Ellison, now 30, figured he’d get a job at the mine, maybe start off shoveling dirt and work his way up from there. It would be a much different life, but “you gotta do what you gotta do,” he said.

There was maybe one last hope, but to say it seemed like a long shot doesn’t quite scratch the surface.

Ellison’s wife, Toja, is from Slovenia, and her family still lives there. Toja’s mother told them about a man, Stanko Filipic, who is a bioenergeticist, or someone who uses energy to heal people.

Ellison did some research into the man and found some stories that seemed way too good to be true, from making paralyzed people walk again to changing a person’s genetic markers to heating up forks using just his own energy to the point where he could bend the individual prongs into spirals with his fingers.

It sounded hokey, Ellison knew, even nuts, but he was ready to try anything.

Ellison traveled to see Filipic last fall right before the World Cup Final. After three sessions he went to the range and shot 300 arrows, then 400 arrows the next day and 250 arrows the day after.

“I hadn’t done that in two years,” he said. “He didn’t give me medicine, he barely even touches you at all. He’s just one of those people who has a higher frequency of energy in their body. It’s a gift, and he can use it to heal people.”

Immediately after, Ellison went to the World Cup Final and took third.

The pain came back a little over the winter, but he’s since seen Filipic another four or five times and is now pain free.

“I haven’t had any pain at all this year, not a single thing,” he said. “I’m shooting just as many or more arrows now than I ever have in my career.”

It’s hard to argue with the results.

Ellison medaled in three consecutive world cup events to start the season (winning twice) – marking his best season in eight years – then won his first outdoor world title in June, becoming the first U.S. man to win a recurve world championship since 1985. Earlier this month at the Pan American Games he broke the world record for an individual score in men’s recurve during the qualifying round and was voted by his teammates to carry the U.S. flag during the Closing Ceremony. He also took bronze at the Olympic test event in Tokyo. Ellison is currently the top-ranked male archer in the world.

“It’s been so fun; I’m so happy I didn’t quit,” he said. “The thing is, I knew I could do this. I was leaving so much on the table and that’s why I was just hoping, hoping, hoping (my finger would heal). As soon as my finger didn’t hurt again it was like watch out, world, I’m back.”

Ellison continues to see Filipic, who he said also healed an old Achilles tendon injury and has helped his thyroid function — Ellison was diagnosed with Hashimoto’s disease at age 17 — so much that doctors have cut his medication dosage in half.

“It’s been a surreal year, to just realize that you don’t know everything about everything in the world,” Ellison said. “There are a lot of things out there we don’t understand. Just because it can’t be proven on paper doesn’t mean it can’t help you in some way.”
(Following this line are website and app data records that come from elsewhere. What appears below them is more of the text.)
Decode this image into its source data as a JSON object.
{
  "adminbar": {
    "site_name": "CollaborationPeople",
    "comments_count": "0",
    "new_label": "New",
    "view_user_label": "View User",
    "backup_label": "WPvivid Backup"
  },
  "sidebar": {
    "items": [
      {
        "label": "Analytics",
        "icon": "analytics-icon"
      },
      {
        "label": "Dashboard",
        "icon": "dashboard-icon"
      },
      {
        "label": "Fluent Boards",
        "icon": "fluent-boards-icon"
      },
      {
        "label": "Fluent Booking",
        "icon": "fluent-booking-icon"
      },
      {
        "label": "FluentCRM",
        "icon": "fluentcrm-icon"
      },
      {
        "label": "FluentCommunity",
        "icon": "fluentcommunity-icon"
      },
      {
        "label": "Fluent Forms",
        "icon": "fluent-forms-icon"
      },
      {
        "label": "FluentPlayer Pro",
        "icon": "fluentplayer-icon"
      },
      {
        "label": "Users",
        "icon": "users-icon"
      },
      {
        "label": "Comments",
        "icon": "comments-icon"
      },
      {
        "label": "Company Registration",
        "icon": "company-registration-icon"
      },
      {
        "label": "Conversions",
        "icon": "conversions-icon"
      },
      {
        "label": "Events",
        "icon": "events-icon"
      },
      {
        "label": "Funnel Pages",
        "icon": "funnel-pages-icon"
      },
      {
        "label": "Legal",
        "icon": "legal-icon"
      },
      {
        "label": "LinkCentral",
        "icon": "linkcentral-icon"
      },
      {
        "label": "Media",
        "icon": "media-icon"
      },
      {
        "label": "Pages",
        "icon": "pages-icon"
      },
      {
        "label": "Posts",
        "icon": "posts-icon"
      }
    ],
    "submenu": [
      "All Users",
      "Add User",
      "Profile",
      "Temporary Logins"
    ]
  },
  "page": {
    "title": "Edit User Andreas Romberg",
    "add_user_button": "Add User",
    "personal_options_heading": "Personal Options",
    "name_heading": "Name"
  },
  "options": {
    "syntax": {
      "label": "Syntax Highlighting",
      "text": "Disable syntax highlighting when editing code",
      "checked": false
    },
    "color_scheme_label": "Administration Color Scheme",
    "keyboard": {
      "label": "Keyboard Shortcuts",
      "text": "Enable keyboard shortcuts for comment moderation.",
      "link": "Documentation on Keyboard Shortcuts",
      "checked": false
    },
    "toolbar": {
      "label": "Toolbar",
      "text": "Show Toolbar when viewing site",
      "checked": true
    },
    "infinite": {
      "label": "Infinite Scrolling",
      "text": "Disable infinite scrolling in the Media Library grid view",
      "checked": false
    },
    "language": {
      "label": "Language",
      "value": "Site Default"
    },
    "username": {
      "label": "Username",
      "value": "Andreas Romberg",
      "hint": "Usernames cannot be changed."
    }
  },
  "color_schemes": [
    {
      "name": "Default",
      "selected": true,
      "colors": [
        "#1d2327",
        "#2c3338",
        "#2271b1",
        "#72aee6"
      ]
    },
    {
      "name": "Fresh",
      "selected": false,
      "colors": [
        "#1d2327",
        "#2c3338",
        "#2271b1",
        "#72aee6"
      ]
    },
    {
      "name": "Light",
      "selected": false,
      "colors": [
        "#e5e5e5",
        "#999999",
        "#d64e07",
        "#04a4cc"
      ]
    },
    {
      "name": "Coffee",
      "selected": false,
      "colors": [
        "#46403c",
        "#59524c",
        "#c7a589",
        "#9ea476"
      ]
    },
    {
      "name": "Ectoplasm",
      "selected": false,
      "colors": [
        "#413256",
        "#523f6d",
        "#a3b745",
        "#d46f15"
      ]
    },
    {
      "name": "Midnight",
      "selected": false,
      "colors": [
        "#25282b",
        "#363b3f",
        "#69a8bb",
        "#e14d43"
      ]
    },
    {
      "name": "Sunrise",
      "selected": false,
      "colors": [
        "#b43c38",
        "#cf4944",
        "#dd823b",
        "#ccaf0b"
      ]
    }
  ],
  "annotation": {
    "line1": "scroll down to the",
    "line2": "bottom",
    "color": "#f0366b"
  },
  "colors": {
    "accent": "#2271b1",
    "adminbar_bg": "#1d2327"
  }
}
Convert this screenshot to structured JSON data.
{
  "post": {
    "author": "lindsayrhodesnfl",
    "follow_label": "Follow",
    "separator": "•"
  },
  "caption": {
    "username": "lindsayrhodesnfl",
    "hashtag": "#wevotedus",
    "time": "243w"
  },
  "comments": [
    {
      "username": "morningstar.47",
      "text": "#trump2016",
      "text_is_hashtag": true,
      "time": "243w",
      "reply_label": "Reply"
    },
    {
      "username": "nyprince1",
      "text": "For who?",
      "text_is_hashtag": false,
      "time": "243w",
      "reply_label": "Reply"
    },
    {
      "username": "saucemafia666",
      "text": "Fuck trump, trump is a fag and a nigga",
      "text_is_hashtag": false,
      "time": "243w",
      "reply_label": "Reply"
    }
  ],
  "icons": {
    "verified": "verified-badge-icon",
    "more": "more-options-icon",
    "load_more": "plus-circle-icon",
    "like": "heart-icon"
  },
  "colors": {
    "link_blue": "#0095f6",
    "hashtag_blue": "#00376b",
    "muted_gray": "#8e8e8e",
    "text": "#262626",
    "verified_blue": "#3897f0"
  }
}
Karen Price is a reporter from Pittsburgh who has covered Olympic sports for various publications. She is a freelance contributor to TeamUSA.org on behalf of Red Line Editorial, Inc.